For example, determine from the plant phase curve the frequency
at which the phase shift is 180 degrees. The inverse of that
critical frequency is defined as critical time
K = 0.6*Ku Ti = 0.5*Tu Td = 0.125*Tu
This rule was devised with continuous controllers in mind. In discrete controllers, it tends to excite high frequencies too much. It also tends to produce a nasty overshoot in response to setpoint changes. The "some overshoot rule" will track changes to the setpoint somewhat better, while not rejecting disturbances as well:
K = 0.33*Ku Ti = 0.5*Tu Td = 0.33*Tu
See the paper cited below  for a survey
of candidate tuning rules. Do these rules work well? No, not really.
But what else are you going to do? That, it seems, must be a topic
for another day. If you know from experience how to use the curves
to find good gain setting for your particular system, apply your
experience. You might also find that the zero-shaping parameter of
The self-testing features have been integrated with the
The self-testing process requires three additional command parameters for configuration.
You might have wondered: with all of the DSP analysis and data transport activity going on, wouldn't that extra computation interfere with updates of the PID loop, making the controller response erratic, possibly even resulting in loss of loop control?

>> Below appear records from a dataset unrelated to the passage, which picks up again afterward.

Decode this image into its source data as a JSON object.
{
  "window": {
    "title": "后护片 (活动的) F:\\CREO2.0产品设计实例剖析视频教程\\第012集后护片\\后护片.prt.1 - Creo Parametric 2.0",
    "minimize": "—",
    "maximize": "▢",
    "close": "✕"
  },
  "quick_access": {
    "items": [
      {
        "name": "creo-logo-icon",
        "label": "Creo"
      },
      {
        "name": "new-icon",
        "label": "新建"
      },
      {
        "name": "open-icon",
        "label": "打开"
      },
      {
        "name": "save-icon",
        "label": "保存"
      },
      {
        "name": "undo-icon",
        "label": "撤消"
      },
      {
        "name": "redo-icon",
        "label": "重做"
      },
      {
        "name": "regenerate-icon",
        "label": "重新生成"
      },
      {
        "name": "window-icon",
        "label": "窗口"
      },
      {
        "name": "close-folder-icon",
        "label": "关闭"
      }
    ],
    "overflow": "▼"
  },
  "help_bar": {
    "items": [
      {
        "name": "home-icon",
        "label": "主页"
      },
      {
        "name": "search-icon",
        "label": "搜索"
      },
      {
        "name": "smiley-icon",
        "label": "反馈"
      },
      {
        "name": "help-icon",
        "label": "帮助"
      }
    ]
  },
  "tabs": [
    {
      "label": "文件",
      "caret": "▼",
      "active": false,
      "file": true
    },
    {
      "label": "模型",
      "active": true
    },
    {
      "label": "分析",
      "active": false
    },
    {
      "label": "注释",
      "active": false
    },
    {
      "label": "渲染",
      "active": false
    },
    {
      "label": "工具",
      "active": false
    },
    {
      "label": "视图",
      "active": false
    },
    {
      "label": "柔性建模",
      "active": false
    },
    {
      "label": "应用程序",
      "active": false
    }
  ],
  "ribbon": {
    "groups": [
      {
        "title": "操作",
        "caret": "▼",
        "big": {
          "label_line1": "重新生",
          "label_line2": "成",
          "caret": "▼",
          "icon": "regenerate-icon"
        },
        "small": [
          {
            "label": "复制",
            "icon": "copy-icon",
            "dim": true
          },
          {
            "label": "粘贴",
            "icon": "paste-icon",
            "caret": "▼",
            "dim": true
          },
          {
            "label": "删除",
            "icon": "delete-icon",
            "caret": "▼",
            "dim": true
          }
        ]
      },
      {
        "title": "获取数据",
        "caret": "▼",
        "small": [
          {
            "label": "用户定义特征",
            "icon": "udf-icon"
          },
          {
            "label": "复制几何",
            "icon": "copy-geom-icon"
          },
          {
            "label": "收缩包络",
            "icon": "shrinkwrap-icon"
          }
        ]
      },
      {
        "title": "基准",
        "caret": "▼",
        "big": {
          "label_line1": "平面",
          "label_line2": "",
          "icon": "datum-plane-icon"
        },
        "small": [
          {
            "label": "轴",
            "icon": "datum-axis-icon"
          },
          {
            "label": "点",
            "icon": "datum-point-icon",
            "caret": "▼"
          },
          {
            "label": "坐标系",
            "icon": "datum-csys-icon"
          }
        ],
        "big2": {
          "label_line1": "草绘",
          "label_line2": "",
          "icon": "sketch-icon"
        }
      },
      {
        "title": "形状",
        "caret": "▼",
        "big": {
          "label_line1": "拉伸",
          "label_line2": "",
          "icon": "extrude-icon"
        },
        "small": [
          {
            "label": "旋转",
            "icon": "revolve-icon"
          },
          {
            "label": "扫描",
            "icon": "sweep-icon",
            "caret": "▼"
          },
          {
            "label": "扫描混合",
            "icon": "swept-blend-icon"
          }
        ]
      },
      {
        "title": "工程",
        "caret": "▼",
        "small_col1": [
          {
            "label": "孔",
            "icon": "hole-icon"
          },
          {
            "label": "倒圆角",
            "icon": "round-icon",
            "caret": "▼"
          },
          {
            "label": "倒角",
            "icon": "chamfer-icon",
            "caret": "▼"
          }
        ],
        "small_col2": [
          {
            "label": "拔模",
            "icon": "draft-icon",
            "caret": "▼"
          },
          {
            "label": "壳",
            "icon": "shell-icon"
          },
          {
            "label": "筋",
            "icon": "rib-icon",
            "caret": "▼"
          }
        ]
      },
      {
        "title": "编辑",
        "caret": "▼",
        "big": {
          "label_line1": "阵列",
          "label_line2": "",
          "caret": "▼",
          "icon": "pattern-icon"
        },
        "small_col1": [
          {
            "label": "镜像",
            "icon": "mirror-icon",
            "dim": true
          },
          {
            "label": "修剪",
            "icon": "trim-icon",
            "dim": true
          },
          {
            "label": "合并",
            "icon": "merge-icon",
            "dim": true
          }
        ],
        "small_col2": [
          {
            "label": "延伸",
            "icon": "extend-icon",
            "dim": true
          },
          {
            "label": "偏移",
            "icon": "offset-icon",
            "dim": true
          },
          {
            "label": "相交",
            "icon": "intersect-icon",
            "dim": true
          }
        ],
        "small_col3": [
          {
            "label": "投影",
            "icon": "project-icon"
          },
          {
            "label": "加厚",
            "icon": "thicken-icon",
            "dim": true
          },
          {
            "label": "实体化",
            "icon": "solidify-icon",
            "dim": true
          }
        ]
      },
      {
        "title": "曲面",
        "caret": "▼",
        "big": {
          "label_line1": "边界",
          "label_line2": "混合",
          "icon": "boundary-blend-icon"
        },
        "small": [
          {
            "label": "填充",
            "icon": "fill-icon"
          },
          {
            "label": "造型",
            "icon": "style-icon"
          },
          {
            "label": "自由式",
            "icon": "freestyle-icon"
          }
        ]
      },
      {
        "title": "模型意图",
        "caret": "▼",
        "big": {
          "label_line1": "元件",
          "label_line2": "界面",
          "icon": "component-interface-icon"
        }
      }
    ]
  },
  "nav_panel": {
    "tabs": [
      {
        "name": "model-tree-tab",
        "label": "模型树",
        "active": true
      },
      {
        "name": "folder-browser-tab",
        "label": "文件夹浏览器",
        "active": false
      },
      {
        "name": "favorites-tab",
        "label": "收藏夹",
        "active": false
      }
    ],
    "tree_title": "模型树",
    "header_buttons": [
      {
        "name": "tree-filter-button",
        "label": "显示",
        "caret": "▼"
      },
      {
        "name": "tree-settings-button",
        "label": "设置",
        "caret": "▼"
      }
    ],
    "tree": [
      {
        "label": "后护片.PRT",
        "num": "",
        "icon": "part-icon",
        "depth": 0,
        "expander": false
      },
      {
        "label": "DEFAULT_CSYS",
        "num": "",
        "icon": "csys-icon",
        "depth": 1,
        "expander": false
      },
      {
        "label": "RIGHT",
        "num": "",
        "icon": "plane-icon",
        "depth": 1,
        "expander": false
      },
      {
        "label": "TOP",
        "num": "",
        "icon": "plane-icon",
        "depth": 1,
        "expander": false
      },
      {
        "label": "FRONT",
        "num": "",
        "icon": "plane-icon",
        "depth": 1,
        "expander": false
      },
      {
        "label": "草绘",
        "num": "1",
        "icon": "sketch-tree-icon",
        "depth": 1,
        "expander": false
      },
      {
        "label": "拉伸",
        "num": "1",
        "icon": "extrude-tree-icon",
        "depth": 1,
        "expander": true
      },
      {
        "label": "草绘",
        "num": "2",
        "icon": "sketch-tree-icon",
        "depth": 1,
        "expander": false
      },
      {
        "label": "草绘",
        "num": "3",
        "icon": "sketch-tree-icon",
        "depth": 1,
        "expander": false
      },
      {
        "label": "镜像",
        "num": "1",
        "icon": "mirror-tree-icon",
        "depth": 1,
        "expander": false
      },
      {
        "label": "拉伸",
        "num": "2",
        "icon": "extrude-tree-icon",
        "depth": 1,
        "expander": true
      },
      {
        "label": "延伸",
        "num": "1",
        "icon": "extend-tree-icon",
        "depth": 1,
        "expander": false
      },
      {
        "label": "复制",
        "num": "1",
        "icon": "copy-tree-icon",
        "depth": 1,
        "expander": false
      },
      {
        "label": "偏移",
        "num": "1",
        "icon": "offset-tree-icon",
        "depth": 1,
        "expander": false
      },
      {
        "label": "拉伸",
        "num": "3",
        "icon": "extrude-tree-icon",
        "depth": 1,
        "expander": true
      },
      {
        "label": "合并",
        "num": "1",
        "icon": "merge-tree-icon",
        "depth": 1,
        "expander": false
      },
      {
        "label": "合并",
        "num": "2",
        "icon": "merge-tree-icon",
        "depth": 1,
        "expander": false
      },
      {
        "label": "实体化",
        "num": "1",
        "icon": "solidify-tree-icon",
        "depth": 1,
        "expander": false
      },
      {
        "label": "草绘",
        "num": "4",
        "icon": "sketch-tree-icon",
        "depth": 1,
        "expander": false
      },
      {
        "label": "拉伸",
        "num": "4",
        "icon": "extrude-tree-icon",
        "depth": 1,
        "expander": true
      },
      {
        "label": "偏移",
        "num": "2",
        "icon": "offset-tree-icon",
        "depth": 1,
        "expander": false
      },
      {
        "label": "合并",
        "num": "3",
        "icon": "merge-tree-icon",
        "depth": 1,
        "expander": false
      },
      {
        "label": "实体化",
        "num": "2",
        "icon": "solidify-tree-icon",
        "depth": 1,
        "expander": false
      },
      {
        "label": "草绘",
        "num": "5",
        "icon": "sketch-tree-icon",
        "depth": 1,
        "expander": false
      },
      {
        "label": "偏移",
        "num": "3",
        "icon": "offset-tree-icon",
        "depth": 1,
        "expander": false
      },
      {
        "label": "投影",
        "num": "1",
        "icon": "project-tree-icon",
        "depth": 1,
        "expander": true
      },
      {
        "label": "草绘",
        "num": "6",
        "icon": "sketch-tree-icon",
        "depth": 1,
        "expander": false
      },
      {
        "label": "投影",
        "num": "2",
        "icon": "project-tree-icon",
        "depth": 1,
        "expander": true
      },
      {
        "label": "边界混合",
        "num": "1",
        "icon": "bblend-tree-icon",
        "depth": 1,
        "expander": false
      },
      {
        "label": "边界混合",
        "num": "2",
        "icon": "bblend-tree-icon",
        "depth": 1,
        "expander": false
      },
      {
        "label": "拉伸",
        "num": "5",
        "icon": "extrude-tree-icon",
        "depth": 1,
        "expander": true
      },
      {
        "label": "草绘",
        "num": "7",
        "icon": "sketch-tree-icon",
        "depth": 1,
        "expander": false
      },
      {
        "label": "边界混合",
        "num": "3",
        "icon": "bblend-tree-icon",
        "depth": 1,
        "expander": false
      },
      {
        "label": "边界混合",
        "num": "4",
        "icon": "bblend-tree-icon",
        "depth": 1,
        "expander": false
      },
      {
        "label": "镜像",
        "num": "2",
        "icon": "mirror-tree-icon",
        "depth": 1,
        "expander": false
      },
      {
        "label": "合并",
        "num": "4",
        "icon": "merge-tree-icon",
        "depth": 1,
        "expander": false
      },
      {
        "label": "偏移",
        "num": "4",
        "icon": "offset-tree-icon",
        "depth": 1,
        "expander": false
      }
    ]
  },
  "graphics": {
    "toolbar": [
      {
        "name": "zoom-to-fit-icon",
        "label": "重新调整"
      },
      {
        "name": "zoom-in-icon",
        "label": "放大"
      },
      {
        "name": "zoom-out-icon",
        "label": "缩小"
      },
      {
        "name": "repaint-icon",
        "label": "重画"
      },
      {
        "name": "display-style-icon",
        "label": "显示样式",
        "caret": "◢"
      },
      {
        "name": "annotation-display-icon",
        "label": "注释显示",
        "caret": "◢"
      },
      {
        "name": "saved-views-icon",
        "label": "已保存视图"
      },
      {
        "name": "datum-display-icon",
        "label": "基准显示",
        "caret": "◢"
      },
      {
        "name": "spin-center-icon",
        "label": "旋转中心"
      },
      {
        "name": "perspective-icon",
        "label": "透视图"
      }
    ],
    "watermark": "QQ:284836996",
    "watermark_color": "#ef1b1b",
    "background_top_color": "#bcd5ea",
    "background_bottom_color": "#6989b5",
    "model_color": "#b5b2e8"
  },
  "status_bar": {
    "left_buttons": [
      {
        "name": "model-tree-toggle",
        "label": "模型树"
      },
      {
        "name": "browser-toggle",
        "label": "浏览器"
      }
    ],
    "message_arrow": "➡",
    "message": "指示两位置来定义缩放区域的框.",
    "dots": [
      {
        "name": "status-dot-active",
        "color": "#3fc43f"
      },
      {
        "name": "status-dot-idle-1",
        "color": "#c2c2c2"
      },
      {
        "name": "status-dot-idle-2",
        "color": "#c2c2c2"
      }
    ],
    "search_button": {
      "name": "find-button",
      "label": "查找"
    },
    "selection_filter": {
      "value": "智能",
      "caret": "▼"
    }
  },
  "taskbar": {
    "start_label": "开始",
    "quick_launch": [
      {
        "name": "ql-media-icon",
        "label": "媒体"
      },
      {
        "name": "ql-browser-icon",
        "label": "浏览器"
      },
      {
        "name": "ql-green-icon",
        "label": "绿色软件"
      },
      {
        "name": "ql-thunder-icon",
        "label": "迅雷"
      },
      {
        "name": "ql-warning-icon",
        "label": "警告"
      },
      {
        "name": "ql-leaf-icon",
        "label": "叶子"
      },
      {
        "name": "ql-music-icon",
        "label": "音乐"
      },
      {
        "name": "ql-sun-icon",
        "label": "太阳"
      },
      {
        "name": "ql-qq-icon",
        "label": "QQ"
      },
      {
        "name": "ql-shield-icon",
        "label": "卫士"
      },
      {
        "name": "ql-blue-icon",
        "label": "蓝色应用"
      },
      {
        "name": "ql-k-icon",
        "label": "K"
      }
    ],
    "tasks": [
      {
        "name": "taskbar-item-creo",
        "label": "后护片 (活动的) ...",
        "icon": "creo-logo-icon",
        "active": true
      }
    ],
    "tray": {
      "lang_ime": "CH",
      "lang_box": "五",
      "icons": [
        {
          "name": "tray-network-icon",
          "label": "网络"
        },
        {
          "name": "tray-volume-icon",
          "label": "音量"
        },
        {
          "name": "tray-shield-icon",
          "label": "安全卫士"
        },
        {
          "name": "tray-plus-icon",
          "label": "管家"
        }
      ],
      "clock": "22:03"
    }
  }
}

If this didn't trouble you, it should have. It is not a problem, however. Blazing speed is what DAPs are all about. The FFT computations are completed in a fraction of a millisecond. That means, as long as the update intervals are one millisecond or longer, control updates are never missed, and never late, not even during the most intense parts of the data analysis. Your system will never lose synchronization, and never lose data.
With the above understanding, it might still be true that the results are better than anything previously available. If you would like to obtain a copy for test and evaluation, go to the download page on this site.
Observations and Conclusions
The payoff for using Data Acquisition Processor (DAP) boards in control applications comes when you can take advantage of the extensive additional capabilities that the DAP has to offer. DAP boards were originally intended for data capture and real-time data analysis, with control applications secondary. This can also go the other way. DAP boards can also be used effectively for reliable and flexible control applications, with the data capture and real-time analysis as secondary features.
The DAP itself is a measurement instrument and a sophisticated
signal generator. In effect, a control loop driven by a DAP is
already fully instrumented and ready to test at any time, on
We have been referring to sampling rates on the order of 1000 updates per second, but there are many systems for which PLC update rates of 60 times per second are considered screaming fast. Whether processing is for one loop updated 1000 times per second or 16 loops updated 60 times per second makes no difference to the DAPL system.
Finally, we can note that independent DAP-based controllers for multiple loops would reside in an industrial PC host, such as the Microstar Laboratories DAPserver. The host can then act as a communication hub. Study of the response data, decisions about changing loop gains, data logging, and observation of process change over time – these can all be done from a remote location, without taking systems offline.
Footnotes and References: